Rhetorical Analysis Of All Animals Are Equal
He points out that humans really are not equal in every way; some are more intelligent or physically stronger than others. Because of this he says that equality among humans should not be based on an actual so-called alikeness, as it has been with the existence of racism and sexism, but rather equality should be an instruction of how we should treat all humans. Regardless of intelligence or strength, humans can feel and know what it is to suffer. Singer upholds that we should apply this same definition of equality to non-human animals that have the capacity to feel suffering. Equality should not be based on the ability to think rationally or talk, but on the ability to suffer, which, he points out, the animals that we eat and experiment on are capable of feeling.
What makes Singer's argument so sound is how he compares speciesism to racism and sexism. Singer highlights why basing equality on something like one’s capacity for rational thought is in itself irrational because an organism cannot help the way that they were born, and therefore doing so is just as arbitrary as basing equality on the color of someone’s skin, or the gender they were born with. By phrasing it this way, he is providing an easy way for readers to understand his argument because being born with a quality that you cannot change is something many people can relate …show more content…
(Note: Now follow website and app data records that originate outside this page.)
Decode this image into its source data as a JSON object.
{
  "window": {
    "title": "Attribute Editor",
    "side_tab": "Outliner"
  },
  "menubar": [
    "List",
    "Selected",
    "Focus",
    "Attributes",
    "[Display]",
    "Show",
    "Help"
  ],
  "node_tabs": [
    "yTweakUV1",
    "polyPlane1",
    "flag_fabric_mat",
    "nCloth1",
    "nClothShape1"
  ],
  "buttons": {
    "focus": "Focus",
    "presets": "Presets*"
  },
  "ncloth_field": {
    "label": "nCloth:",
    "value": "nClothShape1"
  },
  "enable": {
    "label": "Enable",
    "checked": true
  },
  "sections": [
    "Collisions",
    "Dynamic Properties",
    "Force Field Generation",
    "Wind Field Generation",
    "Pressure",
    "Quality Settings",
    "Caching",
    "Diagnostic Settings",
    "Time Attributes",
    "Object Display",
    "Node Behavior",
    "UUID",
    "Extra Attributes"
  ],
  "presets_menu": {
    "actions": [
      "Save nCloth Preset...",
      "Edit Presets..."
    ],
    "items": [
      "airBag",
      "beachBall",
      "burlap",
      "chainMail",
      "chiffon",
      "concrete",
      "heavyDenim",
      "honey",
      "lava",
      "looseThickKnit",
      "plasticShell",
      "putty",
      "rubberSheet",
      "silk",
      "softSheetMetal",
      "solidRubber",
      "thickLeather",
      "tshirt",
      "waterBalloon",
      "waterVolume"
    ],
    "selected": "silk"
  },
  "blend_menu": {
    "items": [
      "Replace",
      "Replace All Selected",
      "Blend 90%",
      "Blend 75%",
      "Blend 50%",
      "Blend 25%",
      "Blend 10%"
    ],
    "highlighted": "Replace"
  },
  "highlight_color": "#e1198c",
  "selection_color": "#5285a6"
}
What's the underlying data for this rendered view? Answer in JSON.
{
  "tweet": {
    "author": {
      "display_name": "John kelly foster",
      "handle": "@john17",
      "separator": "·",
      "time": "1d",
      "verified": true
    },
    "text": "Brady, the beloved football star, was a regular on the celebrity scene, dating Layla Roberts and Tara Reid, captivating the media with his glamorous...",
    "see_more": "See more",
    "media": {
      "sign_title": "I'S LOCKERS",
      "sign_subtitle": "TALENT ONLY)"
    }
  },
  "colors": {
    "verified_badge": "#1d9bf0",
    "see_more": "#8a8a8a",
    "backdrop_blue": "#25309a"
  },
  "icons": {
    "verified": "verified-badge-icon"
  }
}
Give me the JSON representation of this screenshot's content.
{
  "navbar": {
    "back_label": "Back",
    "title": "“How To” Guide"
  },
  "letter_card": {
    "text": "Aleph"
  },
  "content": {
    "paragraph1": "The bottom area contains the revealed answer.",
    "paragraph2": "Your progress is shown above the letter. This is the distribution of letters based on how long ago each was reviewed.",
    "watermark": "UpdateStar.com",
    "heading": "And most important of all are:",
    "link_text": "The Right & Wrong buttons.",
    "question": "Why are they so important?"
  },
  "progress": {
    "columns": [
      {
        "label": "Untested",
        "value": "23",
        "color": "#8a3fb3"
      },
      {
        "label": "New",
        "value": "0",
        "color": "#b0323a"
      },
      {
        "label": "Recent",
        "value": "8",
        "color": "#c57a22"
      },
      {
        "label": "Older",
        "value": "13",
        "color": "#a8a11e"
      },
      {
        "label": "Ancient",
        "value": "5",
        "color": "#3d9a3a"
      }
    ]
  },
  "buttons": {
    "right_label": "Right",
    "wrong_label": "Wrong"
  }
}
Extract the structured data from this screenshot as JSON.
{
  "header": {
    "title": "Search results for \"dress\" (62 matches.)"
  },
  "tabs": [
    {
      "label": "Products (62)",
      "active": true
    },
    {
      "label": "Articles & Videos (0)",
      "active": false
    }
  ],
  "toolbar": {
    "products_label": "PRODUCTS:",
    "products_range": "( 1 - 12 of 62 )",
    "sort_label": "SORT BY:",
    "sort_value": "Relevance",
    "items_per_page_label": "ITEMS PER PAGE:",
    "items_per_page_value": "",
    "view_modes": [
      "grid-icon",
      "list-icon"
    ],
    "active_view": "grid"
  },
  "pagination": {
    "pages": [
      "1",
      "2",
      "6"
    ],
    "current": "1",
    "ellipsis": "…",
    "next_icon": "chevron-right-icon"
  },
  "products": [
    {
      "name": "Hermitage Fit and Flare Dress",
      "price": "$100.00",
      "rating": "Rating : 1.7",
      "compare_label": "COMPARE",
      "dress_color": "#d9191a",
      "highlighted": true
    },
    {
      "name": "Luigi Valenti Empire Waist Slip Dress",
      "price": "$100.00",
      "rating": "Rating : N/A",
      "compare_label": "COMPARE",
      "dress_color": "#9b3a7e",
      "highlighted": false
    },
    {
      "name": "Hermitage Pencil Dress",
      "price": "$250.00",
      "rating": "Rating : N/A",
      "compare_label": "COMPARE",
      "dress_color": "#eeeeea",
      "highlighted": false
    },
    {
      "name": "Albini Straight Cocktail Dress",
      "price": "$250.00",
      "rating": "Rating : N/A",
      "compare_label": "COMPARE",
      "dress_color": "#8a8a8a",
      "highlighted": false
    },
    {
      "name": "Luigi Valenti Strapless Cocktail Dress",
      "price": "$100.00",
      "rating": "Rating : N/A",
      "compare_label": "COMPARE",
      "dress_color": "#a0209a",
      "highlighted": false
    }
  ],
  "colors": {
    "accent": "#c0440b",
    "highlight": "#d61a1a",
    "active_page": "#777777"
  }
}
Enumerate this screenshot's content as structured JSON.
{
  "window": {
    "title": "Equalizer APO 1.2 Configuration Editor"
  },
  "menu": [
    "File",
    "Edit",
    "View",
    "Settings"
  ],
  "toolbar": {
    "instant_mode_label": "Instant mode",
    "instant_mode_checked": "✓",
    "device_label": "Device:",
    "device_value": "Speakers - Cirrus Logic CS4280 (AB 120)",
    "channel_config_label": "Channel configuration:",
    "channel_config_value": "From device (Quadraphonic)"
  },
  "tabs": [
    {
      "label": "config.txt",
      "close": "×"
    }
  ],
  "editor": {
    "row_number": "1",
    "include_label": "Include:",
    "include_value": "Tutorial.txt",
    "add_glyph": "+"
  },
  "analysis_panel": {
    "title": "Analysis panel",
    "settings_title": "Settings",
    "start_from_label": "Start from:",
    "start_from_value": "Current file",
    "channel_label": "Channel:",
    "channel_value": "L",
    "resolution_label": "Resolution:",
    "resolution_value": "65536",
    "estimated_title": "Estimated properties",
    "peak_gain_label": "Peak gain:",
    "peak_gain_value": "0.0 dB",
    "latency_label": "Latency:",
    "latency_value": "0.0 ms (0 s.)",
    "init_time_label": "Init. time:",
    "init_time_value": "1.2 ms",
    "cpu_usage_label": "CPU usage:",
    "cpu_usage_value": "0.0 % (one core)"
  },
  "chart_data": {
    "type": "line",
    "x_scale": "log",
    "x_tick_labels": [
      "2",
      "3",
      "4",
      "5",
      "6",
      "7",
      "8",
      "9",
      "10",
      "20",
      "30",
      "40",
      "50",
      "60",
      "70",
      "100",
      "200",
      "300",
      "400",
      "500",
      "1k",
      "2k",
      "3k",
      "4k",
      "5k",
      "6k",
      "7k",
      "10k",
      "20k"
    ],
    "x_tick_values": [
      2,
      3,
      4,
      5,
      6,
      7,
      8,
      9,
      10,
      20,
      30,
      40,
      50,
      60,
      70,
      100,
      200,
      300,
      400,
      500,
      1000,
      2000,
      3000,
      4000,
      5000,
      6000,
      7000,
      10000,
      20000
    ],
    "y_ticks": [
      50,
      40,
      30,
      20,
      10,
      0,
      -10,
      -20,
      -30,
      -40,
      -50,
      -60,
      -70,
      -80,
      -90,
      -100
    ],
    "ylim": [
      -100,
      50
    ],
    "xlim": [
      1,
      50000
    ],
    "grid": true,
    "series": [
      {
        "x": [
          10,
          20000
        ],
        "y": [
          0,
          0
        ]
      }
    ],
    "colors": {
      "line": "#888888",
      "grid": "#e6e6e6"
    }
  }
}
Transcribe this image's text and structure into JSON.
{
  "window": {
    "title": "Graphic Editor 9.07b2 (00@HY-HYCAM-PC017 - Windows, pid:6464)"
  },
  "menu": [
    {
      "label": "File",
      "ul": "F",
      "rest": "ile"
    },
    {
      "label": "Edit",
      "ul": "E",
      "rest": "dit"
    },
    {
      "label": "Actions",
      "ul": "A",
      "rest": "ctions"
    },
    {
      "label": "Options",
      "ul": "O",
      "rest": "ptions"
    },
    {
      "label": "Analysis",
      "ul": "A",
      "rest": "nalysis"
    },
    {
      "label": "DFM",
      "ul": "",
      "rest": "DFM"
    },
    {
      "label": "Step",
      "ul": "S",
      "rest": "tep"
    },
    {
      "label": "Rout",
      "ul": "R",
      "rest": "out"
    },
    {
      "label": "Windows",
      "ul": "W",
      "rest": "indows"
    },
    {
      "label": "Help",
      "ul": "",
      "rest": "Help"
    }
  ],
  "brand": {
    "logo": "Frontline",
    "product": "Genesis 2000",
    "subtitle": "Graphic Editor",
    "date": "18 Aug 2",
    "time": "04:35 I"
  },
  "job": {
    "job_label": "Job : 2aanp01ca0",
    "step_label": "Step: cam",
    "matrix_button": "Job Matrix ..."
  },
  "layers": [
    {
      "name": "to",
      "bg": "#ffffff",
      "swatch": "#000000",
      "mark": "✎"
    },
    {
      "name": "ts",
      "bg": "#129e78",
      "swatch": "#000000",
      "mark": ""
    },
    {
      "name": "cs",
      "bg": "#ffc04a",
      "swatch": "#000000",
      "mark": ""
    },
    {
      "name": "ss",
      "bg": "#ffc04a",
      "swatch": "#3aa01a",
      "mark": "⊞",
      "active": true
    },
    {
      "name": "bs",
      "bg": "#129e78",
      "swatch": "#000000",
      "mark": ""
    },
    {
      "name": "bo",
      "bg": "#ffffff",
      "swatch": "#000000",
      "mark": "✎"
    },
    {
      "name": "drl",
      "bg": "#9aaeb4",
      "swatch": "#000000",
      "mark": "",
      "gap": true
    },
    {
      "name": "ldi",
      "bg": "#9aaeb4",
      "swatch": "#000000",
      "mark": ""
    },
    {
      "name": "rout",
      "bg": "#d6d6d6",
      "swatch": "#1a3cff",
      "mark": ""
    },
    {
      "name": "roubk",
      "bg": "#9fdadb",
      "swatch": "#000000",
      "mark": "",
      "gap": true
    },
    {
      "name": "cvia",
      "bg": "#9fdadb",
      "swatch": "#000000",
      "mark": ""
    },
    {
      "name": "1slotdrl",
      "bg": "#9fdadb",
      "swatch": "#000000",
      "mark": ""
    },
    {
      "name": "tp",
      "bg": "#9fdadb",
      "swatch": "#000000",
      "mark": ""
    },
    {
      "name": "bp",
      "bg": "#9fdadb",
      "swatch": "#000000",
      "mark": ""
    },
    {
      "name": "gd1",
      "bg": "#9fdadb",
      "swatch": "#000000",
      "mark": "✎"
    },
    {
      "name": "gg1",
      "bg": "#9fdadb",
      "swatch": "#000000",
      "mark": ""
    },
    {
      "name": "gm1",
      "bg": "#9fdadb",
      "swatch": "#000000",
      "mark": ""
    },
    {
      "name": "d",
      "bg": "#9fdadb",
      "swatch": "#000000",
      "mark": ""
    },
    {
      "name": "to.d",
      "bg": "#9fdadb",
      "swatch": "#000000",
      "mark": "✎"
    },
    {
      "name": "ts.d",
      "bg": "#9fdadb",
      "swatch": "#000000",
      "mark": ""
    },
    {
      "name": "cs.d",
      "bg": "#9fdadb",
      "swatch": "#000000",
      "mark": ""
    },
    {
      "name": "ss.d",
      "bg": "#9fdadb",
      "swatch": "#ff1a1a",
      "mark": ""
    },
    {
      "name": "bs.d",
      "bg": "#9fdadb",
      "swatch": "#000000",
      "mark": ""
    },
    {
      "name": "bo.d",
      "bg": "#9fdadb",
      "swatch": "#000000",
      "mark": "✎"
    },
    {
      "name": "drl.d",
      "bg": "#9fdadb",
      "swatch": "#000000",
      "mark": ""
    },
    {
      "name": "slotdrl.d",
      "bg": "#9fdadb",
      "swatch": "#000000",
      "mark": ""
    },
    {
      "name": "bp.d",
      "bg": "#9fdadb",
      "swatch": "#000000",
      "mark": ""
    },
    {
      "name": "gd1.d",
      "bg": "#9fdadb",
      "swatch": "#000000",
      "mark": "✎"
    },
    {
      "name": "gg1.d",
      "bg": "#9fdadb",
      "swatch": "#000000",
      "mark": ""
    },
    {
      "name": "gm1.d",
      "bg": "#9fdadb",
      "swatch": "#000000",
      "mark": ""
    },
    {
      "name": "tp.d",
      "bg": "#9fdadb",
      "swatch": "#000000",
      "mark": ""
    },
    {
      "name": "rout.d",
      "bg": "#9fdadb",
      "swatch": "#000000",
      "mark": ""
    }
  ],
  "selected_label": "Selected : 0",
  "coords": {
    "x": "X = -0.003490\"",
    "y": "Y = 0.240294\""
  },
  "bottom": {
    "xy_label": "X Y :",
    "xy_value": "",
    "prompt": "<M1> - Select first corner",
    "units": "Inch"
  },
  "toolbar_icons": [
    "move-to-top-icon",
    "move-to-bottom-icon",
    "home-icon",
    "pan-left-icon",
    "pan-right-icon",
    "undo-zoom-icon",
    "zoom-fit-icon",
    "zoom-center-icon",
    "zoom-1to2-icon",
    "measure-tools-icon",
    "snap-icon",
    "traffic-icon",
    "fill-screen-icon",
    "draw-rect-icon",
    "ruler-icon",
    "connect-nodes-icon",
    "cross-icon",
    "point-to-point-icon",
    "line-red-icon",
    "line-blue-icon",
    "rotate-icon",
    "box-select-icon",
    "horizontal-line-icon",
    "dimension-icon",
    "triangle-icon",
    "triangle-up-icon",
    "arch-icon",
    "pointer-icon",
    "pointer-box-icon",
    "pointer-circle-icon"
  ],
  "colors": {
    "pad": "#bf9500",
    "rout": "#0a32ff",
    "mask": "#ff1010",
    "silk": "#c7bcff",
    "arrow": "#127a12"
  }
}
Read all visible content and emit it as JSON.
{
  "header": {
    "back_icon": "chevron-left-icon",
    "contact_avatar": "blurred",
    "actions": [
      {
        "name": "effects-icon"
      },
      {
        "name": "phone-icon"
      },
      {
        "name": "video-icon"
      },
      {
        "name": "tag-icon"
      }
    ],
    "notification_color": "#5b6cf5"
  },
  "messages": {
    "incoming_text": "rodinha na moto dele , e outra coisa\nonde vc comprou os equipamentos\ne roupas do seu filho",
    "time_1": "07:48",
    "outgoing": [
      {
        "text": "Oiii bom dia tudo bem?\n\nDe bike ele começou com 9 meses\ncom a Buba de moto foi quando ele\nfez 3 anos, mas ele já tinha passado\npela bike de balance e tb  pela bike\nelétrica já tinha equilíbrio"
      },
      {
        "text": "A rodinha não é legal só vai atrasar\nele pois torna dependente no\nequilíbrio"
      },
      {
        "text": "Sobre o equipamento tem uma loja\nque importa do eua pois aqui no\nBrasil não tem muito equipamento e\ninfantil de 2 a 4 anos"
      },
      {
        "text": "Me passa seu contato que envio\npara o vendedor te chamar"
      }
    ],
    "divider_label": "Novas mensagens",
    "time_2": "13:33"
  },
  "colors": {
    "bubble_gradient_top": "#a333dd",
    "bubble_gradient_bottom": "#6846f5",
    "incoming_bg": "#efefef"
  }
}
He does this first by illustrating the barbarity of the meat industry, describing the terrible conditions many animals face in captivity. He then goes on to compare speciesism to racism and sexism, correlating the injustices done to oppressed humans with the injustices currently being done to animals. He then addresses the definition of “equality” and how that definition should be expanded to fit a larger group of organisms.Singer broadens this point by saying that if we base equality only on level of sentience, than infants and mentally deficient people should be grouped with animals. If we start to think of equality as applying to anything than can suffer, Singer argues that it will enhance the moral soundness of our world. By using logic and appealing to human pathos, Singer makes a compelling argument for animal